_SOURCE DATA:_
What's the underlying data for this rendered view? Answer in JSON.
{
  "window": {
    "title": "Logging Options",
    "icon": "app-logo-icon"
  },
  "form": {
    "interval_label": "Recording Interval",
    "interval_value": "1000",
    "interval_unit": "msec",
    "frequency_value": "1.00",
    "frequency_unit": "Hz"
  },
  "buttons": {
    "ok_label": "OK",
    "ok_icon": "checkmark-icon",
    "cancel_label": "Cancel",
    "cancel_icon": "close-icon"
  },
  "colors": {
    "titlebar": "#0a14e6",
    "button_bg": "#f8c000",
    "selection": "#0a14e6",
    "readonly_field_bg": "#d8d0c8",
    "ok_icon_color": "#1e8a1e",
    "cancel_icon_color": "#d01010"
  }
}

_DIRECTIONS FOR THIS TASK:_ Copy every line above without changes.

_RESPONSE BOX:_
What's the underlying data for this rendered view? Answer in JSON.
{
  "window": {
    "title": "Logging Options",
    "icon": "app-logo-icon"
  },
  "form": {
    "interval_label": "Recording Interval",
    "interval_value": "1000",
    "interval_unit": "msec",
    "frequency_value": "1.00",
    "frequency_unit": "Hz"
  },
  "buttons": {
    "ok_label": "OK",
    "ok_icon": "checkmark-icon",
    "cancel_label": "Cancel",
    "cancel_icon": "close-icon"
  },
  "colors": {
    "titlebar": "#0a14e6",
    "button_bg": "#f8c000",
    "selection": "#0a14e6",
    "readonly_field_bg": "#d8d0c8",
    "ok_icon_color": "#1e8a1e",
    "cancel_icon_color": "#d01010"
  }
}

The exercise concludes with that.